▶ DIRECTIONS:
Read through the listing, and wherever a line holds the word "trap", return it.

===============

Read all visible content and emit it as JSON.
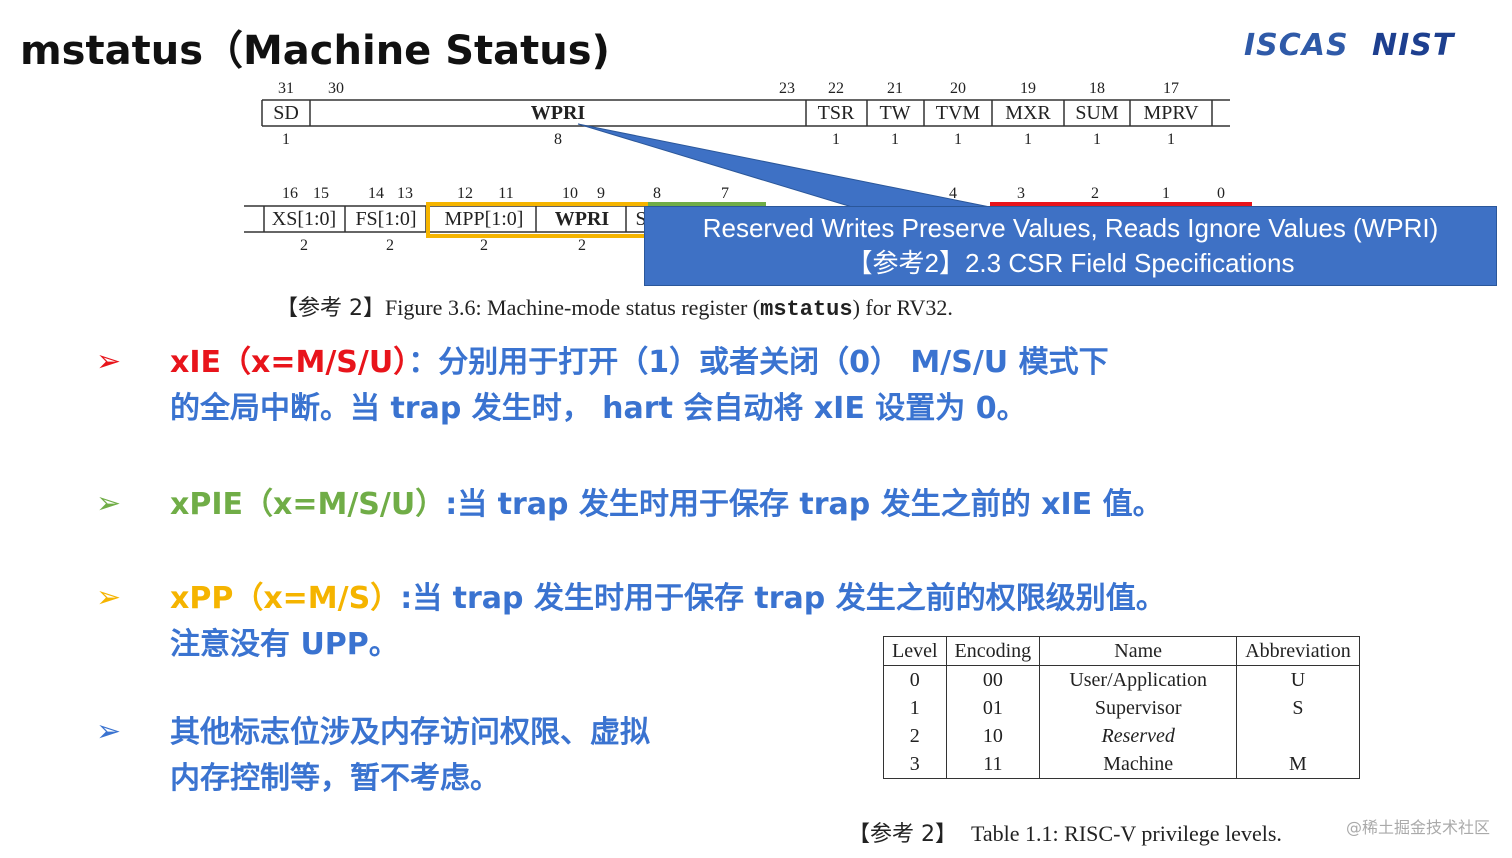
{
  "title": "mstatus（Machine Status)",
  "logos": {
    "iscas": "ISCAS",
    "nist": "NIST"
  },
  "register_row1": {
    "bits": [
      "31",
      "30",
      "23",
      "22",
      "21",
      "20",
      "19",
      "18",
      "17"
    ],
    "fields": [
      "SD",
      "WPRI",
      "TSR",
      "TW",
      "TVM",
      "MXR",
      "SUM",
      "MPRV"
    ],
    "widths": [
      "1",
      "8",
      "1",
      "1",
      "1",
      "1",
      "1",
      "1"
    ]
  },
  "register_row2": {
    "bits": [
      "16",
      "15",
      "14",
      "13",
      "12",
      "11",
      "10",
      "9",
      "8",
      "7",
      "4",
      "3",
      "2",
      "1",
      "0"
    ],
    "fields": [
      "XS[1:0]",
      "FS[1:0]",
      "MPP[1:0]",
      "WPRI",
      "S"
    ],
    "widths": [
      "2",
      "2",
      "2",
      "2"
    ]
  },
  "callout": {
    "line1": "Reserved Writes Preserve Values, Reads Ignore Values (WPRI)",
    "line2": "【参考2】2.3 CSR Field Specifications"
  },
  "figure_caption": {
    "ref": "【参考 2】",
    "text": "Figure 3.6: Machine-mode status register (",
    "code": "mstatus",
    "tail": ") for RV32."
  },
  "bullets": [
    {
      "arrow": "➢",
      "key": "xIE（x=M/S/U）",
      "line1": "：分别用于打开（1）或者关闭（0） M/S/U 模式下",
      "line2": "的全局中断。当 trap 发生时， hart 会自动将 xIE 设置为 0。",
      "key_color": "#e8141b",
      "text_color": "#3a73d0"
    },
    {
      "arrow": "➢",
      "key": "xPIE（x=M/S/U）",
      "line1": ":当 trap 发生时用于保存 trap 发生之前的 xIE 值。",
      "key_color": "#70ad47",
      "text_color": "#3a73d0"
    },
    {
      "arrow": "➢",
      "key": "xPP（x=M/S）",
      "line1": ":当 trap 发生时用于保存 trap 发生之前的权限级别值。",
      "line2": "注意没有 UPP。",
      "key_color": "#f5b400",
      "text_color": "#3a73d0"
    },
    {
      "arrow": "➢",
      "line1": "其他标志位涉及内存访问权限、虚拟",
      "line2": "内存控制等，暂不考虑。",
      "text_color": "#3a73d0"
    }
  ],
  "priv_table": {
    "headers": [
      "Level",
      "Encoding",
      "Name",
      "Abbreviation"
    ],
    "rows": [
      [
        "0",
        "00",
        "User/Application",
        "U"
      ],
      [
        "1",
        "01",
        "Supervisor",
        "S"
      ],
      [
        "2",
        "10",
        "Reserved",
        ""
      ],
      [
        "3",
        "11",
        "Machine",
        "M"
      ]
    ]
  },
  "table_caption": {
    "ref": "【参考 2】",
    "text": "Table 1.1: RISC-V privilege levels."
  },
  "watermark": "@稀土掘金技术社区"
}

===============

▶ WRITTEN SOLUTION:
      "line2": "的全局中断。当 trap 发生时， hart 会自动将 xIE 设置为 0。",
      "line1": ":当 trap 发生时用于保存 trap 发生之前的 xIE 值。",
      "line1": ":当 trap 发生时用于保存 trap 发生之前的权限级别值。",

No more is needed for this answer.